A few years ago, when he started to go bald, English artist Philip Levine decided he didn’t want to shave his head like everyone else. Instead he opted to turn it into a canvas for his art. That’s how the “headism” art movement was born.
While other complain about losing their hair, young Philip Levine looks at the full half of the glass: being bald gives him full freedom in a very specific and original way. Ever since he started shaving his head, in 2006, he began using it as a canvas for his various design ideas, and soon trend websites started posting photos of his bald artworks. In 2009 he realized his head was becoming and inspiration in the art world and decided to put on a show. Ever since then, his name and the headism art he pioneered have become iconic withing London’s art and fashion scenes.
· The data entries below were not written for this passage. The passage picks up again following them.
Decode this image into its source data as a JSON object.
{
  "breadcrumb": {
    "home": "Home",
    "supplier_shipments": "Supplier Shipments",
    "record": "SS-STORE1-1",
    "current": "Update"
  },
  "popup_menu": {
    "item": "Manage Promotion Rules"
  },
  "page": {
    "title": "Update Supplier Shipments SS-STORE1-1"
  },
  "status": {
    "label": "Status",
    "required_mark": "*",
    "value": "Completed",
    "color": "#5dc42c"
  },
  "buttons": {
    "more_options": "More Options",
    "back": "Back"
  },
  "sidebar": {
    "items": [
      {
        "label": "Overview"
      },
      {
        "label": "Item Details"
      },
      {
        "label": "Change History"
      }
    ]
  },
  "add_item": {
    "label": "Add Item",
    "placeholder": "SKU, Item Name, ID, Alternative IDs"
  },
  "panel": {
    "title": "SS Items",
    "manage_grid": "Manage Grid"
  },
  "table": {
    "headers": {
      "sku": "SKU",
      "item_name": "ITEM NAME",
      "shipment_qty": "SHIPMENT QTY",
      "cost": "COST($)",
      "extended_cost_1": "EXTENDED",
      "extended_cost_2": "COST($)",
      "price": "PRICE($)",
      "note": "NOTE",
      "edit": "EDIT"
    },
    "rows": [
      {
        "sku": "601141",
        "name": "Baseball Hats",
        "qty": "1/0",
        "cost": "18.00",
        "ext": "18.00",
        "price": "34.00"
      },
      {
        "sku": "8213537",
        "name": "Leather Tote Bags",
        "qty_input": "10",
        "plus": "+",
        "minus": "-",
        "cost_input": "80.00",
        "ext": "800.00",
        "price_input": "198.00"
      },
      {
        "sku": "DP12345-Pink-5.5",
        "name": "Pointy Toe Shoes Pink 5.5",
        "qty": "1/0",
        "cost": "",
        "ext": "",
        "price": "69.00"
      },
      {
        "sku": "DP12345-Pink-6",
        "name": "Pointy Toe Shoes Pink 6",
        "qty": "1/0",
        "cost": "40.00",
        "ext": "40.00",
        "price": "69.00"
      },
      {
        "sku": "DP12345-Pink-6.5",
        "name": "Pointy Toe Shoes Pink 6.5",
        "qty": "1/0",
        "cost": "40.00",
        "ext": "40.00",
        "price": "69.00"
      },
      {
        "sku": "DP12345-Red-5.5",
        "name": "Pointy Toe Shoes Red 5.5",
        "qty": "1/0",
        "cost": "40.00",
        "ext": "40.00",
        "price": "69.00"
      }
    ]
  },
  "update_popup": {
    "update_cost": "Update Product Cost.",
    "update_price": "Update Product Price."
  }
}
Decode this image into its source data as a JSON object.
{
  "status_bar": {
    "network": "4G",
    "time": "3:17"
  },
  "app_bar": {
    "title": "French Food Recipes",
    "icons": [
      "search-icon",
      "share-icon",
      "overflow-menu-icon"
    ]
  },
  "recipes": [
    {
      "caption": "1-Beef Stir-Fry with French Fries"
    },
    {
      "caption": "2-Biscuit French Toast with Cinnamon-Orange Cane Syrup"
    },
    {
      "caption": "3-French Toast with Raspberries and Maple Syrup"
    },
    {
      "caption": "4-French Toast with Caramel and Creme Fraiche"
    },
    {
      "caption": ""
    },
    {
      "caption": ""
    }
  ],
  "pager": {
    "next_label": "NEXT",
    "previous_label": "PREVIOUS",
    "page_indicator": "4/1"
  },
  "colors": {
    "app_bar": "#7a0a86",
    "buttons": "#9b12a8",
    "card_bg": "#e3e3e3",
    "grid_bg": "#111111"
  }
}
Talking about the inspiration for his intriguing head designs, Philip Levine says he has always been a creative person, and working in fashion for a long time he has used people and images as inspiration. Ever since he created headism, Levine has covered his bald head with anything from1,000 Swarovski crystals, to coffee beans and paintings of Hokusai. He usually collaborates with body artist Kat Sinclair for his designs, and says most of them take about two hours to complete, but there have been some (like his acupuncture needle artwork) that took considerably longer.